Task to complete
Below are some records; each one is to be set down again exactly.
____
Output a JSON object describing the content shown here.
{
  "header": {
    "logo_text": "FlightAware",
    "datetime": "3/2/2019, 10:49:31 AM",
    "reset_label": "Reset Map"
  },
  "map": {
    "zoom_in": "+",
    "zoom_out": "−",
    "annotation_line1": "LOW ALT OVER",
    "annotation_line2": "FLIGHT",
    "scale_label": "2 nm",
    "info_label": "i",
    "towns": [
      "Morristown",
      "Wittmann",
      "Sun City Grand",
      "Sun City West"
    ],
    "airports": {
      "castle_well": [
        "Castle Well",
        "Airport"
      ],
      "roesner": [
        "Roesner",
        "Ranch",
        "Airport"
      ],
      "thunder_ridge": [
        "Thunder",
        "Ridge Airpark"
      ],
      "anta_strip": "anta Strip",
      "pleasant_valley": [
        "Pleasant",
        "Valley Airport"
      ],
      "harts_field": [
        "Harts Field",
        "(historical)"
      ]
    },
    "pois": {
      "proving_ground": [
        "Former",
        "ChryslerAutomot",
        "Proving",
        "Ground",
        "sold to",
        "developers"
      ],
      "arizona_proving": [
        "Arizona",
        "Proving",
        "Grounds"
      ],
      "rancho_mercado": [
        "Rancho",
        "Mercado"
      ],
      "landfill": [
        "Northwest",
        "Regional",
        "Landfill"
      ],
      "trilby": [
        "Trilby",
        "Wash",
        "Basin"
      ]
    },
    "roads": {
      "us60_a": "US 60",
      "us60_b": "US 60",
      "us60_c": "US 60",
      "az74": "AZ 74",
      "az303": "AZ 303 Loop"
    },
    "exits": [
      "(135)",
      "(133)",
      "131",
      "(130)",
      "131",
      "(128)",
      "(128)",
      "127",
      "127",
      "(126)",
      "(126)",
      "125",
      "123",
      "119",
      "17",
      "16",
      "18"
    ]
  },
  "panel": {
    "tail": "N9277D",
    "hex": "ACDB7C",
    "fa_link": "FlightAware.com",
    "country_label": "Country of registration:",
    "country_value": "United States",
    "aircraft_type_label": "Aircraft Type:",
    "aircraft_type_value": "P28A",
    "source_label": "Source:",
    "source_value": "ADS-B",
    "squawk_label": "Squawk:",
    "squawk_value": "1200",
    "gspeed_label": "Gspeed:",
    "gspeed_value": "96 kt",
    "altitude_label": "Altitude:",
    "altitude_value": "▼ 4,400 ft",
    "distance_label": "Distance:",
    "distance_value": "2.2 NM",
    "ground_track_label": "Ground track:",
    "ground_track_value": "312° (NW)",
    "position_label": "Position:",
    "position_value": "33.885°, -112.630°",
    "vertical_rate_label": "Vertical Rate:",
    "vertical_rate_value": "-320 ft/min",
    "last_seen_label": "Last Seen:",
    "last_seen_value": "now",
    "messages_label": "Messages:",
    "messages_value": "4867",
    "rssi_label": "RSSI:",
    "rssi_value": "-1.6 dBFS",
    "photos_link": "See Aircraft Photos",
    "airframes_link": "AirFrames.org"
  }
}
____
Task response
Output a JSON object describing the content shown here.
{
  "header": {
    "logo_text": "FlightAware",
    "datetime": "3/2/2019, 10:49:31 AM",
    "reset_label": "Reset Map"
  },
  "map": {
    "zoom_in": "+",
    "zoom_out": "−",
    "annotation_line1": "LOW ALT OVER",
    "annotation_line2": "FLIGHT",
    "scale_label": "2 nm",
    "info_label": "i",
    "towns": [
      "Morristown",
      "Wittmann",
      "Sun City Grand",
      "Sun City West"
    ],
    "airports": {
      "castle_well": [
        "Castle Well",
        "Airport"
      ],
      "roesner": [
        "Roesner",
        "Ranch",
        "Airport"
      ],
      "thunder_ridge": [
        "Thunder",
        "Ridge Airpark"
      ],
      "anta_strip": "anta Strip",
      "pleasant_valley": [
        "Pleasant",
        "Valley Airport"
      ],
      "harts_field": [
        "Harts Field",
        "(historical)"
      ]
    },
    "pois": {
      "proving_ground": [
        "Former",
        "ChryslerAutomot",
        "Proving",
        "Ground",
        "sold to",
        "developers"
      ],
      "arizona_proving": [
        "Arizona",
        "Proving",
        "Grounds"
      ],
      "rancho_mercado": [
        "Rancho",
        "Mercado"
      ],
      "landfill": [
        "Northwest",
        "Regional",
        "Landfill"
      ],
      "trilby": [
        "Trilby",
        "Wash",
        "Basin"
      ]
    },
    "roads": {
      "us60_a": "US 60",
      "us60_b": "US 60",
      "us60_c": "US 60",
      "az74": "AZ 74",
      "az303": "AZ 303 Loop"
    },
    "exits": [
      "(135)",
      "(133)",
      "131",
      "(130)",
      "131",
      "(128)",
      "(128)",
      "127",
      "127",
      "(126)",
      "(126)",
      "125",
      "123",
      "119",
      "17",
      "16",
      "18"
    ]
  },
  "panel": {
    "tail": "N9277D",
    "hex": "ACDB7C",
    "fa_link": "FlightAware.com",
    "country_label": "Country of registration:",
    "country_value": "United States",
    "aircraft_type_label": "Aircraft Type:",
    "aircraft_type_value": "P28A",
    "source_label": "Source:",
    "source_value": "ADS-B",
    "squawk_label": "Squawk:",
    "squawk_value": "1200",
    "gspeed_label": "Gspeed:",
    "gspeed_value": "96 kt",
    "altitude_label": "Altitude:",
    "altitude_value": "▼ 4,400 ft",
    "distance_label": "Distance:",
    "distance_value": "2.2 NM",
    "ground_track_label": "Ground track:",
    "ground_track_value": "312° (NW)",
    "position_label": "Position:",
    "position_value": "33.885°, -112.630°",
    "vertical_rate_label": "Vertical Rate:",
    "vertical_rate_value": "-320 ft/min",
    "last_seen_label": "Last Seen:",
    "last_seen_value": "now",
    "messages_label": "Messages:",
    "messages_value": "4867",
    "rssi_label": "RSSI:",
    "rssi_value": "-1.6 dBFS",
    "photos_link": "See Aircraft Photos",
    "airframes_link": "AirFrames.org"
  }
}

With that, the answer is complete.